got a 2d, reshapeable cursor so that you can control both (1) the number
of nodes seen in a window, and (2) the portion of the graph seen in a
window. This browser also allows you to (optionally) specify how the
nodes should appear (i.e. their shape + their contents).
I use a simple layout routine that draws all graphs in a tree format.
Cycles within the graph are handled by either duplicating a node that
starts a cycle, or by drawing lines across the tree structure. Although
I can't distribute my software (IBM's rules), Gabe Robins at ISI devised
a similar browser that he sells for about $150. His browser is called
the "ISI Grapher," and it uses the same algorithm that I use.
I'm sorry that I can't include the algorithm here -- Gabe, on the other
hand, details the algorithm on pages 24 and 25 of the ISI Grapher
manual.

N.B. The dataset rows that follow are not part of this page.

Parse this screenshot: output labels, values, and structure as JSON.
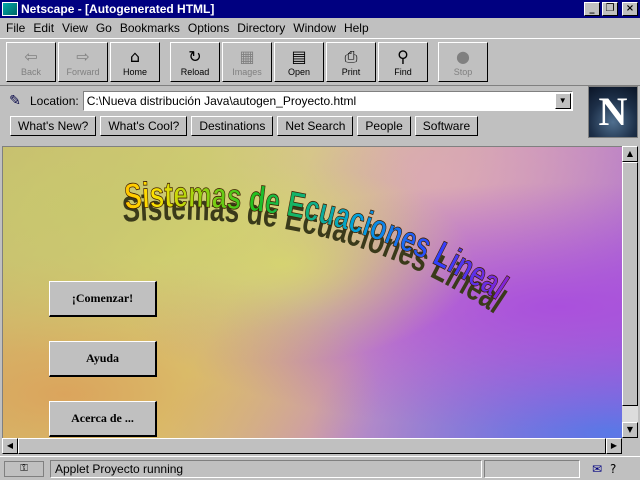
{
  "window": {
    "title": "Netscape - [Autogenerated HTML]",
    "minimize": "_",
    "restore": "❐",
    "close": "×"
  },
  "menu": [
    "File",
    "Edit",
    "View",
    "Go",
    "Bookmarks",
    "Options",
    "Directory",
    "Window",
    "Help"
  ],
  "toolbar": [
    {
      "label": "Back",
      "icon": "back-arrow-icon",
      "glyph": "⇦",
      "enabled": false
    },
    {
      "label": "Forward",
      "icon": "forward-arrow-icon",
      "glyph": "⇨",
      "enabled": false
    },
    {
      "label": "Home",
      "icon": "home-icon",
      "glyph": "⌂",
      "enabled": true
    },
    {
      "label": "Reload",
      "icon": "reload-icon",
      "glyph": "↻",
      "enabled": true
    },
    {
      "label": "Images",
      "icon": "images-icon",
      "glyph": "▦",
      "enabled": false
    },
    {
      "label": "Open",
      "icon": "open-icon",
      "glyph": "▤",
      "enabled": true
    },
    {
      "label": "Print",
      "icon": "print-icon",
      "glyph": "⎙",
      "enabled": true
    },
    {
      "label": "Find",
      "icon": "find-icon",
      "glyph": "⚲",
      "enabled": true
    },
    {
      "label": "Stop",
      "icon": "stop-icon",
      "glyph": "●",
      "enabled": false
    }
  ],
  "location": {
    "label": "Location:",
    "url": "C:\\Nueva distribución Java\\autogen_Proyecto.html",
    "icon": "bookmark-quicklink-icon"
  },
  "directory_buttons": [
    "What's New?",
    "What's Cool?",
    "Destinations",
    "Net Search",
    "People",
    "Software"
  ],
  "logo": {
    "letter": "N",
    "icon": "netscape-logo-icon"
  },
  "page": {
    "wordart_title": "Sistemas de Ecuaciones Lineales",
    "buttons": [
      "¡Comenzar!",
      "Ayuda",
      "Acerca de ..."
    ]
  },
  "status": {
    "text": "Applet Proyecto running",
    "security_icon": "security-key-icon",
    "mail_icon": "mail-icon"
  },
  "colors": {
    "titlebar": "#000080",
    "chrome": "#c0c0c0"
  }
}
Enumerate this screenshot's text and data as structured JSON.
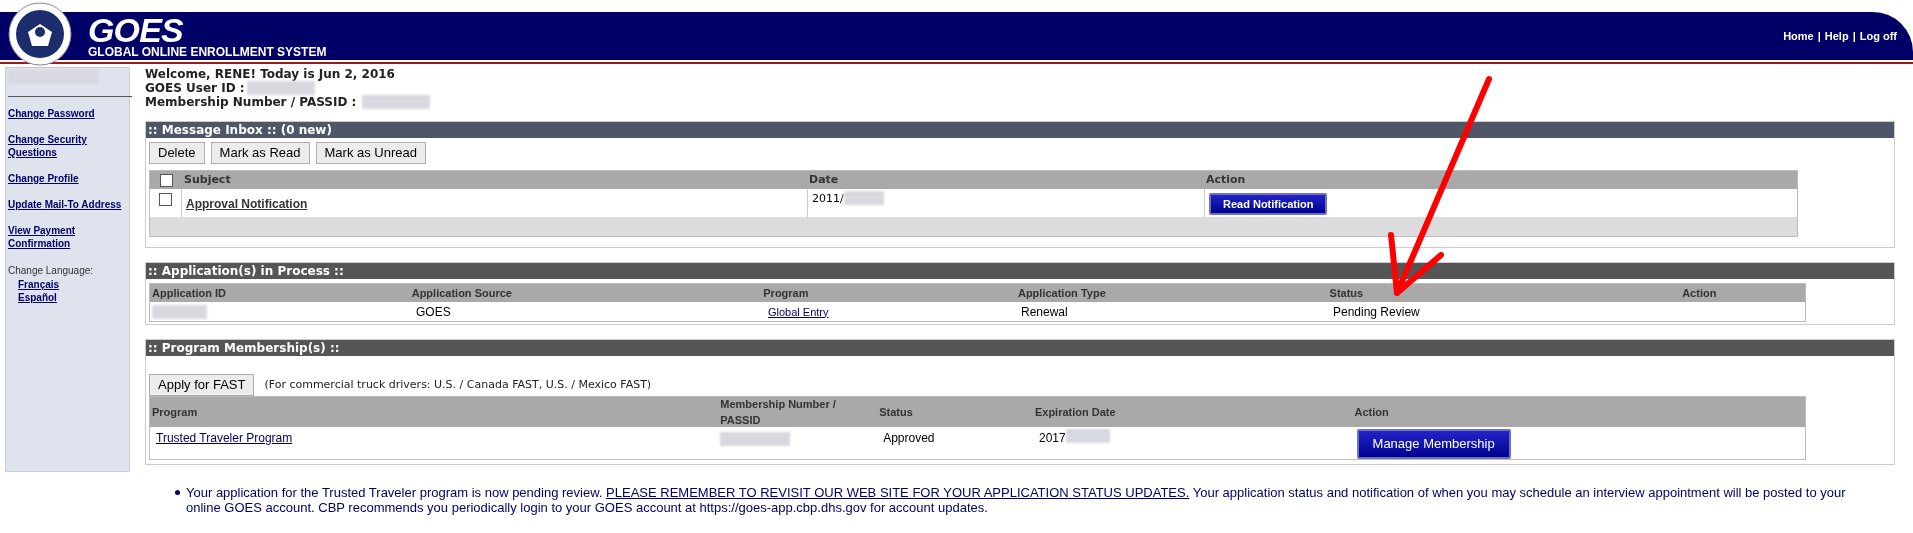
{
  "header": {
    "logo": "GOES",
    "subtitle": "GLOBAL ONLINE ENROLLMENT SYSTEM",
    "nav_links": [
      "Home",
      "Help",
      "Log off"
    ],
    "separator": "|"
  },
  "sidebar": {
    "links": [
      "Change Password",
      "Change Security Questions",
      "Change Profile",
      "Update Mail-To Address",
      "View Payment Confirmation"
    ],
    "language_label": "Change Language:",
    "languages": [
      "Français",
      "Español"
    ]
  },
  "welcome": {
    "greeting": "Welcome, RENE! Today is Jun 2, 2016",
    "user_id_label": "GOES User ID :",
    "membership_label": "Membership Number / PASSID :"
  },
  "inbox": {
    "title": ":: Message Inbox :: (0 new)",
    "buttons": [
      "Delete",
      "Mark as Read",
      "Mark as Unread"
    ],
    "select_all_checked": false,
    "columns": [
      "Subject",
      "Date",
      "Action"
    ],
    "rows": [
      {
        "checked": false,
        "subject": "Approval Notification",
        "date": "2011/",
        "action": "Read Notification"
      }
    ]
  },
  "applications": {
    "title": ":: Application(s) in Process ::",
    "columns": [
      "Application ID",
      "Application Source",
      "Program",
      "Application Type",
      "Status",
      "Action"
    ],
    "rows": [
      {
        "source": "GOES",
        "program": "Global Entry",
        "type": "Renewal",
        "status": "Pending Review"
      }
    ]
  },
  "memberships": {
    "title": ":: Program Membership(s) ::",
    "apply_button": "Apply for FAST",
    "note": "(For commercial truck drivers: U.S. / Canada FAST, U.S. / Mexico FAST)",
    "columns": [
      "Program",
      "Membership Number / PASSID",
      "Status",
      "Expiration Date",
      "Action"
    ],
    "rows": [
      {
        "program": "Trusted Traveler Program",
        "status": "Approved",
        "expiration": "2017",
        "action": "Manage Membership"
      }
    ]
  },
  "notice": {
    "text": "Your application for the Trusted Traveler program is now pending review.",
    "link": "PLEASE REMEMBER TO REVISIT OUR WEB SITE FOR YOUR APPLICATION STATUS UPDATES.",
    "rest": "Your application status and notification of when you may schedule an interview appointment will be posted to your online GOES account. CBP recommends you periodically login to your GOES account at https://goes-app.cbp.dhs.gov for account updates."
  }
}
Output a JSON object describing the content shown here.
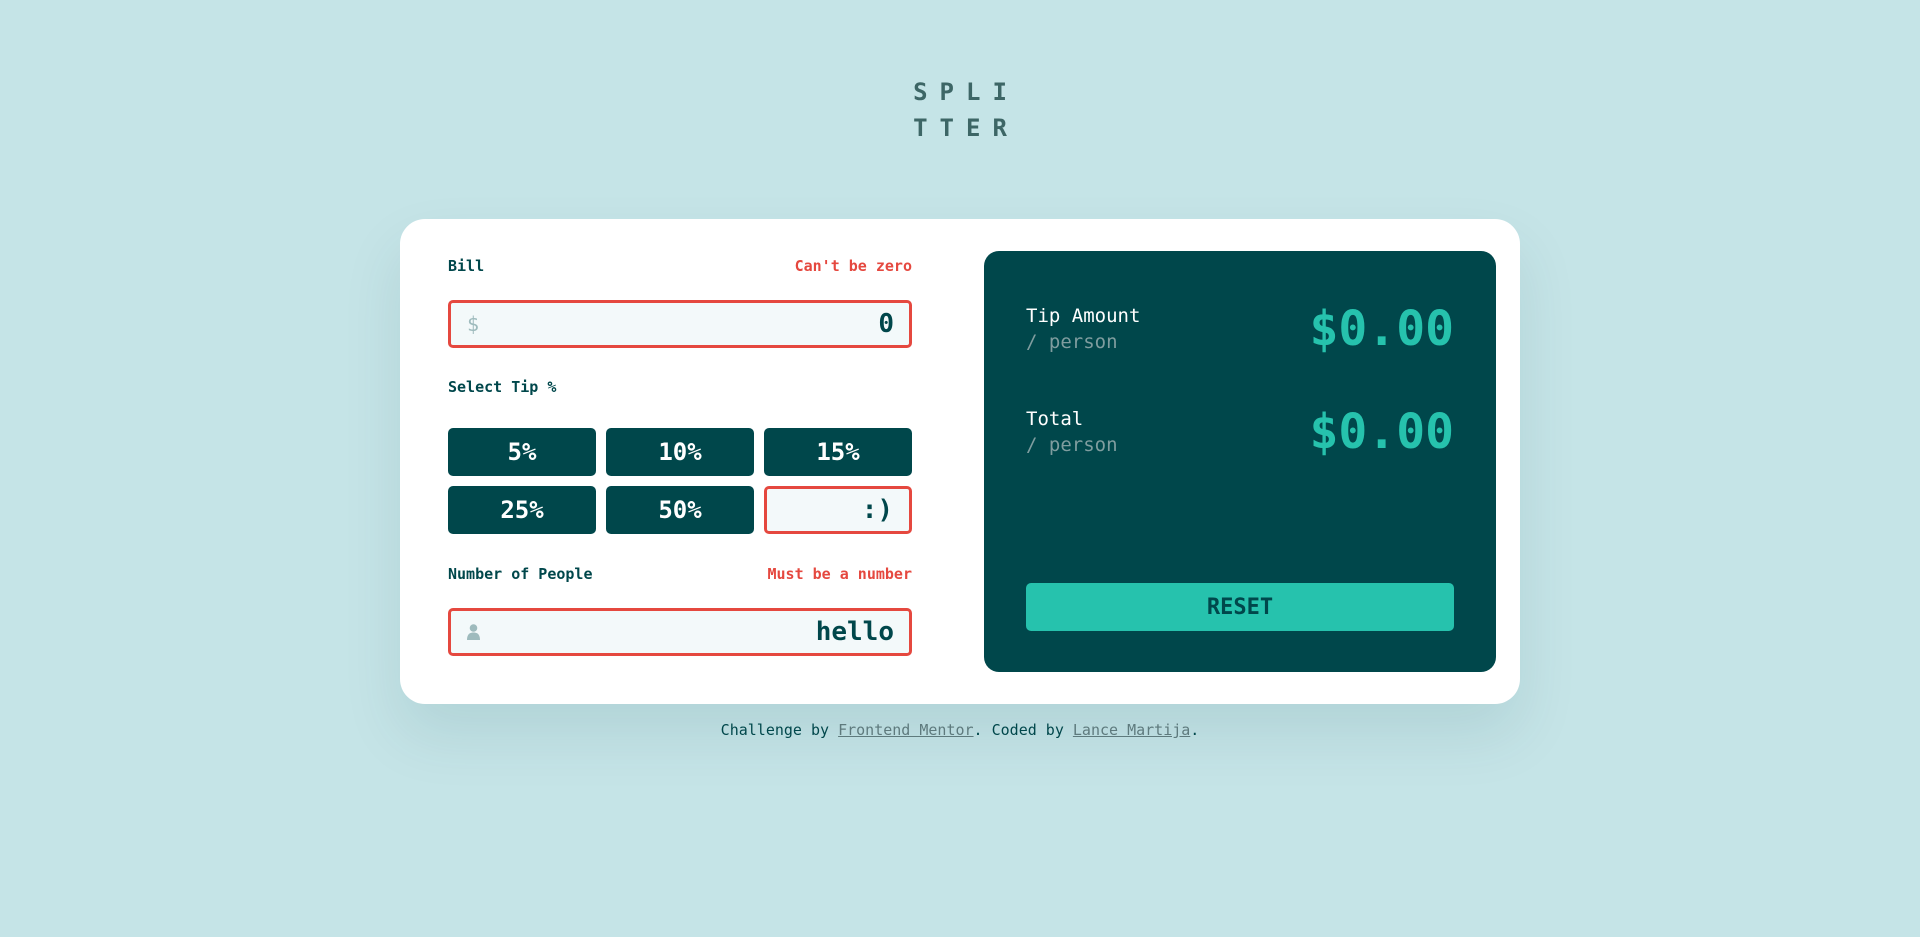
{
  "logo": {
    "line1": "SPLI",
    "line2": "TTER"
  },
  "bill": {
    "label": "Bill",
    "error": "Can't be zero",
    "prefix": "$",
    "value": "0"
  },
  "tip": {
    "label": "Select Tip %",
    "options": [
      "5%",
      "10%",
      "15%",
      "25%",
      "50%"
    ],
    "custom_value": ":)"
  },
  "people": {
    "label": "Number of People",
    "error": "Must be a number",
    "icon": "person-icon",
    "value": "hello"
  },
  "results": {
    "tip_amount": {
      "label": "Tip Amount",
      "sub": "/ person",
      "value": "$0.00"
    },
    "total": {
      "label": "Total",
      "sub": "/ person",
      "value": "$0.00"
    },
    "reset_label": "RESET"
  },
  "footer": {
    "prefix": "Challenge by ",
    "link1": "Frontend Mentor",
    "middle": ". Coded by ",
    "link2": "Lance Martija",
    "suffix": "."
  },
  "colors": {
    "background": "#c5e4e7",
    "dark_cyan": "#00474b",
    "accent": "#26c2ad",
    "error": "#e5483f"
  }
}
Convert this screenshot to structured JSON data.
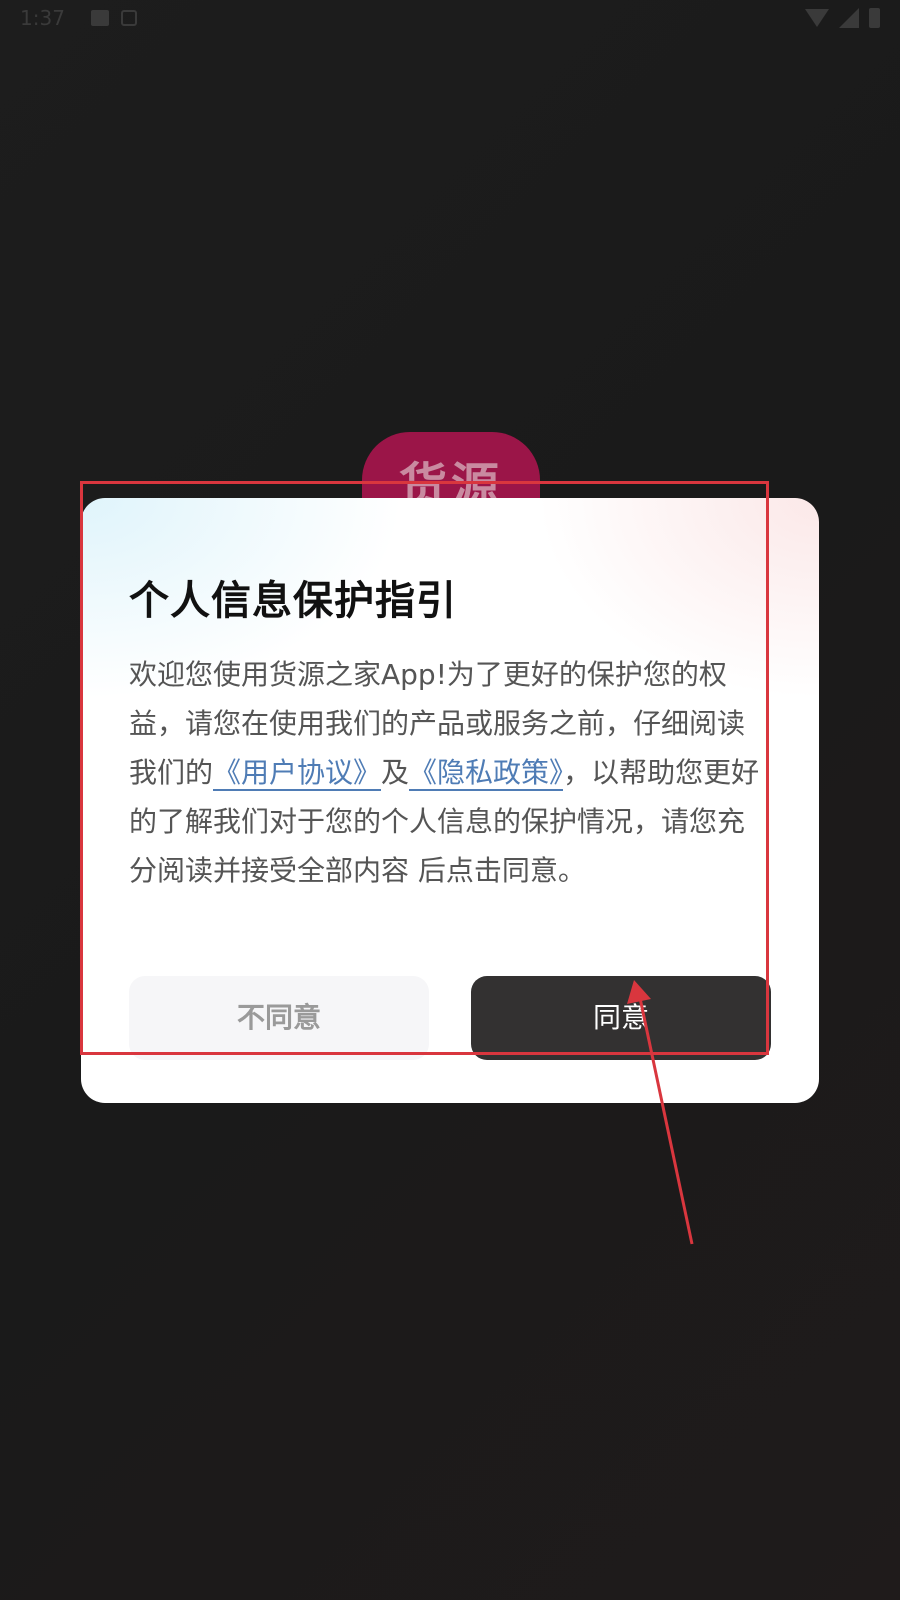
{
  "status_bar": {
    "time": "1:37"
  },
  "background_app": {
    "logo_text": "货源"
  },
  "dialog": {
    "title": "个人信息保护指引",
    "body_part1": "欢迎您使用货源之家App!为了更好的保护您的权益，请您在使用我们的产品或服务之前，仔细阅读我们的",
    "user_agreement_link": "《用户协议》",
    "and_text": "及",
    "privacy_policy_link": "《隐私政策》",
    "body_part2": "，以帮助您更好的了解我们对于您的个人信息的保护情况，请您充分阅读并接受全部内容 后点击同意。",
    "disagree_label": "不同意",
    "agree_label": "同意"
  },
  "colors": {
    "link": "#4f7cb5",
    "agree_button": "#333131",
    "annotation": "#d9363e"
  }
}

You can obtain the manual by writing to Gabe at
Information Sciences Institute
The Intelligent Systems Division
4676 Admiralty Way
Marina Del Rey, California 90292-6695
In your letter you also said that you wanted an algorithm that "should
strive to minimize edge crossings and edge lengths and also handle
manhattan routing." Such an "optimal layout" algorithm for an arbitrary
graph would probably take much more power than the Symbolics can offer.
You might have better luck devising a special-purpose algorithm for your
own directed graphs; most layout routines take advantage of some aspect
of the underlying graph structure. For example, I chose a tree layout
since my graphs have few cycles; that may or may not be useful to you.
If you have a highly interconnected graph, you might want to contact the
VLSI group at MIT and ask them about their layout algorithms.